In addition to the pregnant questions on the legality of such strikes in international law, the attacks, at least as far as US execution was concerned, was far from satisfactory to some members of Congress. Michigan Democratic Rep., Rashida Tlaib, was irked that US lawmakers had not been consulted. “The American people are tired of endless war.” Californian Rep., Barbara Lee, warned that, “Violence only begets more violence. We need a ceasefire now to prevent deadly, costly, catastrophic escalation of violence in the region.”
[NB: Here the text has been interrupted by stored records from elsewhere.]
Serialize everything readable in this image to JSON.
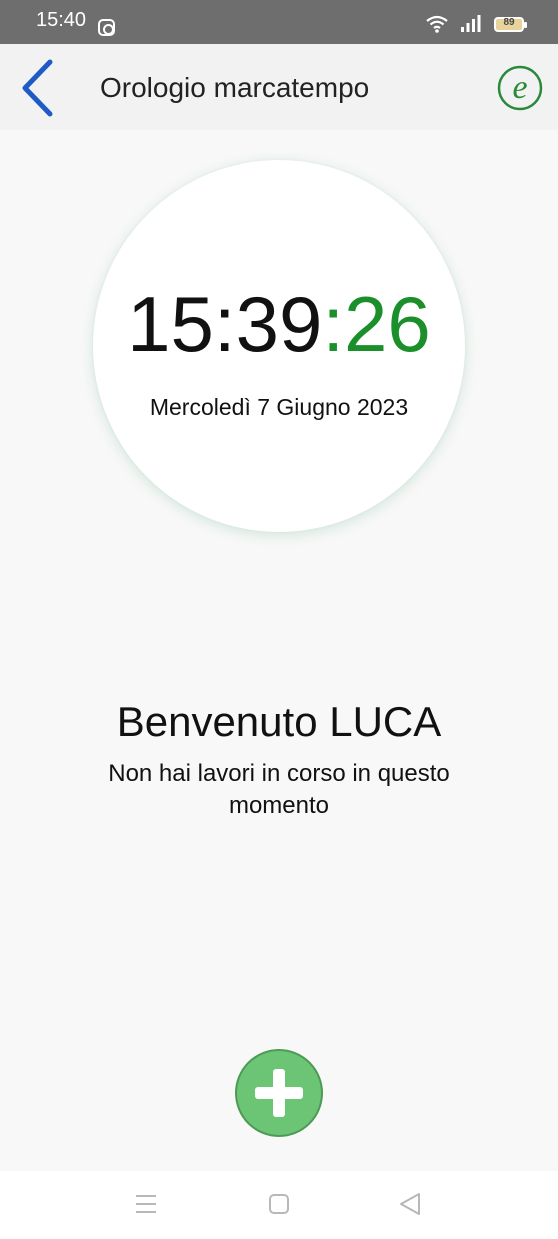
{
  "status_bar": {
    "time": "15:40",
    "battery": "89",
    "icons": [
      "instagram-icon",
      "wifi-icon",
      "signal-icon",
      "battery-icon"
    ]
  },
  "app_bar": {
    "title": "Orologio marcatempo",
    "back_icon": "chevron-left-icon",
    "logo_letter": "e",
    "accent": "#1e5bc6",
    "logo_color": "#2a8a3a"
  },
  "clock": {
    "hours_minutes": "15:39",
    "seconds": ":26",
    "date": "Mercoledì 7 Giugno 2023",
    "seconds_color": "#1a8f2a"
  },
  "welcome": {
    "title": "Benvenuto LUCA",
    "message": "Non hai lavori in corso in questo momento"
  },
  "fab": {
    "icon": "plus-icon",
    "color": "#6cc475"
  },
  "nav_bar": {
    "icons": [
      "menu-icon",
      "home-square-icon",
      "back-triangle-icon"
    ]
  }
}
A number of Republicans also registered their approval of the stance taken by another Californian Democrat, Rep., Ro Khanna, who expressed with certitude the view that Biden had “to come to Congress before launching a strike against the Houthis in Yemen and involving us in another Middle Eastern conflict.” Republican Senator, Mike Lee, of Utah was in full agreement, as was West Virginia Republican Rep., Thomas Massie. “Only Congress has the power to declare war,” Massie affirmed.
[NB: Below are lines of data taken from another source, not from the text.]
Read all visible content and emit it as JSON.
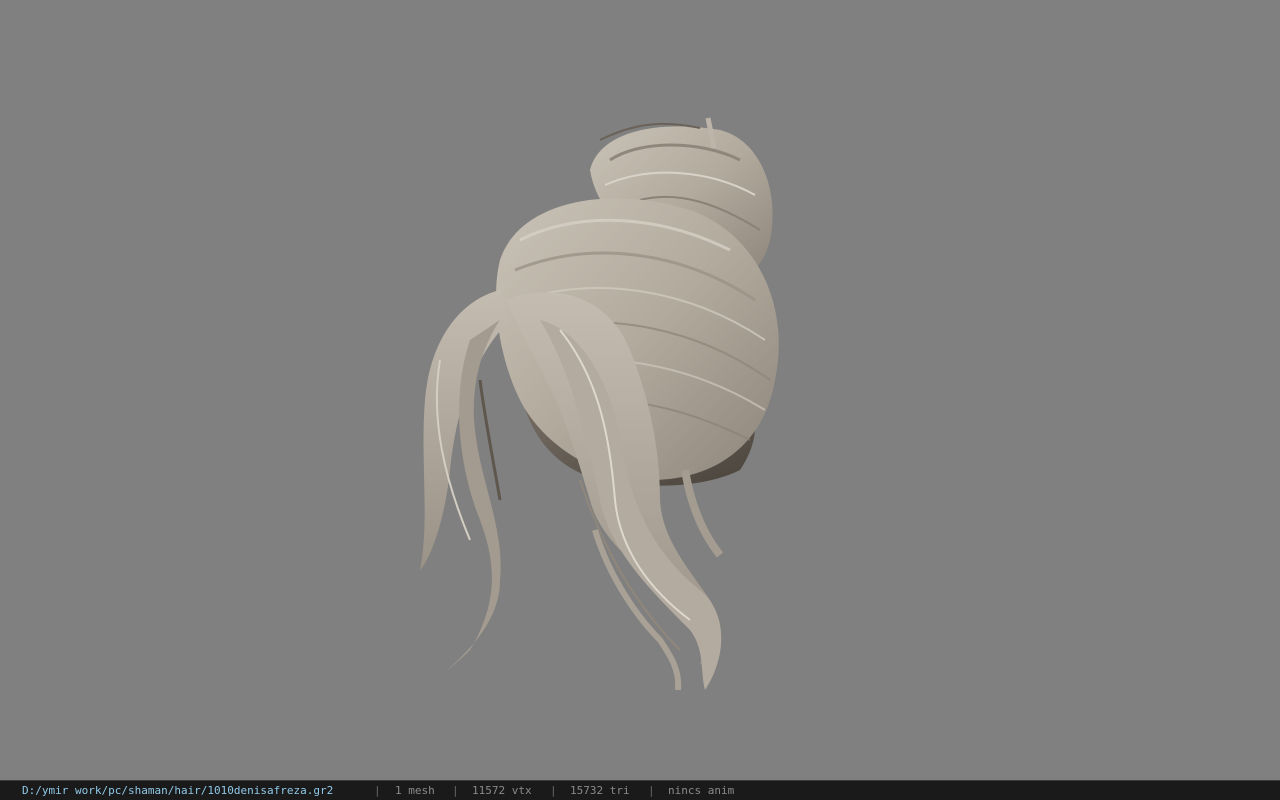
{
  "viewport": {
    "background": "#808080",
    "model": "hair-mesh",
    "hair_color": "#b9b1a5"
  },
  "status": {
    "file_path": "D:/ymir work/pc/shaman/hair/1010denisafreza.gr2",
    "separator": "|",
    "mesh_count": "1 mesh",
    "vertex_count": "11572 vtx",
    "triangle_count": "15732 tri",
    "anim_status": "nincs anim"
  }
}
Unfortunately, for these devotees of Article I of the US Constitution, which vests Congress approval powers for making war, the War Powers Act, passed by Congress in November 1973, merely requires the President to inform Congress within 48 hours of military action, and the termination of such action within 60 days of commencement in the absence of a formal declaration of war by Congress or authorisation of military conflict. These days, clipping the wings of the executive when it comes to engaging in conflict is nigh impossible.
There was even less of a debate about the legality or wisdom of the Yemen strikes in Australia. Scandalously, and with a good deal of cowardice, the government preferred a deafening silence for hours in the aftermath of the operation. The only source confirming that personnel of the Australian Defence Forces were involved came from Biden, the Commander-in-Chief of another country. There had been no airing of the possibility of such involvement. Australian Prime Minister, Anthony Albanese had, in not sending a warship from the Royal Australian Navy to join “Operation Prosperity Guardian”, previously insisted that diplomacy might be a better course of action. Evidently, that man is up for turning at a moment’s notice.
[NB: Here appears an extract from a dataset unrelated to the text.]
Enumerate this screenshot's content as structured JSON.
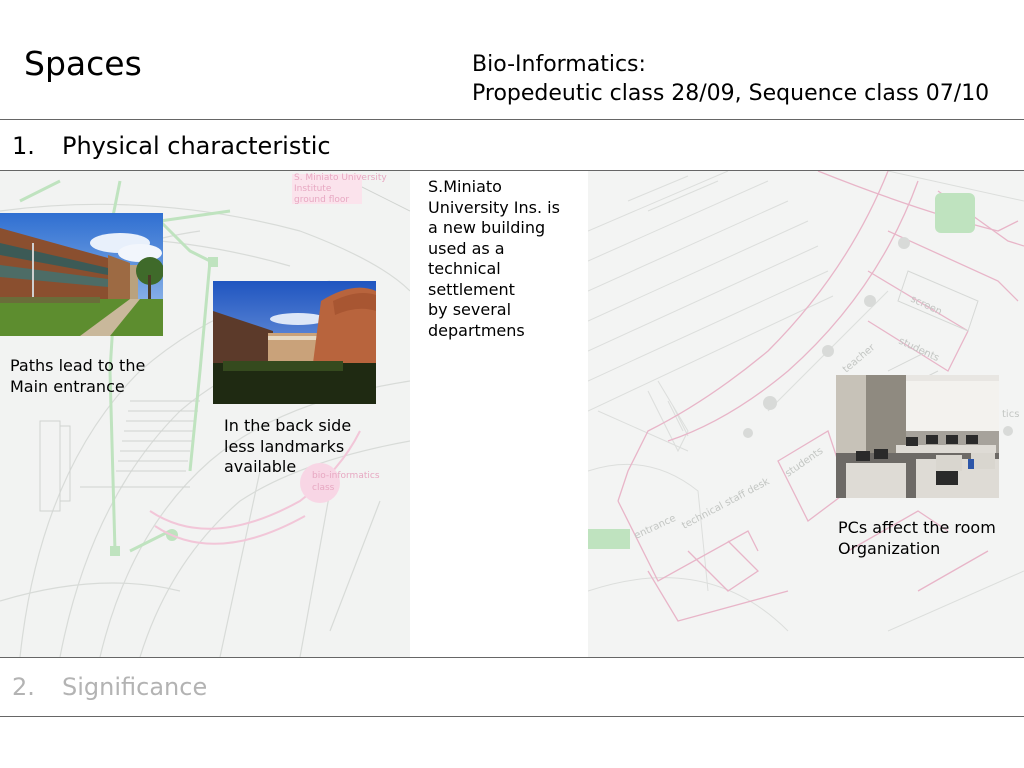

In a brief statement made at 4.38 pm on 12 January (there was no press conference in sight, no opportunity to inquire), Albanese declared with poor conviction that, “Australia, alongside other countries, has supported the United States and the United Kingdom to conduct strikes to deal with this threat to global rules and commercial shipping.” He had waited for the best part of a day to confirm it to the citizenry of his country. He had done so without consulting Parliament.
Striking the Houthis would seem, on virtually all counts, to be a signal failure. Benjamin H. Friedman of Defence Priorities sees error piled upon error: “The strikes on the Houthis will not work. They are very unlikely to stop Houthi attacks on shipping. The strikes’ probable failure will invite escalation to more violent means that may also fail.” The result: policymakers will be left “looking feckless and thus tempted to up the ante to more pointless war to solve a problem better left to diplomatic means.” Best forget any assuring notions of taking the sting out of the expanding hostilities. All roads to a widening war continue to lead to Israel.
The views expressed in this article belong to the author and do not necessarily reflect the editorial policy of Middle East Monitor.